*** Opening RECORDS TO PROCESS ***

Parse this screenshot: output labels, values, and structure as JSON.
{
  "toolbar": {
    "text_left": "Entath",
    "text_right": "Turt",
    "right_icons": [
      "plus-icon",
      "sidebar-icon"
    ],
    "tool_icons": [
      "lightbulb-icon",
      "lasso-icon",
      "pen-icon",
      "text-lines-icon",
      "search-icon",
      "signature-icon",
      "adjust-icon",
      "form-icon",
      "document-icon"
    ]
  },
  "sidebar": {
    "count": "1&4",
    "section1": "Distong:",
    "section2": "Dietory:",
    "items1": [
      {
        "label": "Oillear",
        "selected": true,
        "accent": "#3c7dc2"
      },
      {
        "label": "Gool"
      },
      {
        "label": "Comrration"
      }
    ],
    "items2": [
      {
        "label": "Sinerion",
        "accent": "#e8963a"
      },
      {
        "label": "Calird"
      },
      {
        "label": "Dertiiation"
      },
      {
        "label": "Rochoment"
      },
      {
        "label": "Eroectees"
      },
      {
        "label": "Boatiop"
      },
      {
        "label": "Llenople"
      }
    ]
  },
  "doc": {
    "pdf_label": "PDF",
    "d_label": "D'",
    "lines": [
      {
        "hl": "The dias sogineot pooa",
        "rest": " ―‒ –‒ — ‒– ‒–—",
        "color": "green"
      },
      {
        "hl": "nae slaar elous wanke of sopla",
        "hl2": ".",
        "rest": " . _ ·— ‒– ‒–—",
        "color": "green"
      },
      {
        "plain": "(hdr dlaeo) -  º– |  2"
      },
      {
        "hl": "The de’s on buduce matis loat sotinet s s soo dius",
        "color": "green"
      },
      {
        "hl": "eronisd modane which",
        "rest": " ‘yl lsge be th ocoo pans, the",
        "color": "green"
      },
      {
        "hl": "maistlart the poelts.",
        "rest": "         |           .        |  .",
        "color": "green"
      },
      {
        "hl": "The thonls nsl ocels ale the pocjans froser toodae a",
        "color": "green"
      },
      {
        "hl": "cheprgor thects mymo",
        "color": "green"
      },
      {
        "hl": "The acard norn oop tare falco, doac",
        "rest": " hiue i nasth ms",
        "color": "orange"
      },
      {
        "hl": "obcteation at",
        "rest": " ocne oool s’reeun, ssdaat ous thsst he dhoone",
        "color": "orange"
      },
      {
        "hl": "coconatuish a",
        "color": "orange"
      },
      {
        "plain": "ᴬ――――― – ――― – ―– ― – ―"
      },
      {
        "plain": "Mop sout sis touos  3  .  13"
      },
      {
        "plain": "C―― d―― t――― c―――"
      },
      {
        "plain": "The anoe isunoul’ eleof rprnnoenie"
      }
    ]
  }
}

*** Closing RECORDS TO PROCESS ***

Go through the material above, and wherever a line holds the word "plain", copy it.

        "plain": "(hdr dlaeo) -  º– |  2"
        "plain": "ᴬ――――― – ――― – ―– ― – ―"
        "plain": "Mop sout sis touos  3  .  13"
        "plain": "C―― d―― t――― c―――"
        "plain": "The anoe isunoul’ eleof rprnnoenie"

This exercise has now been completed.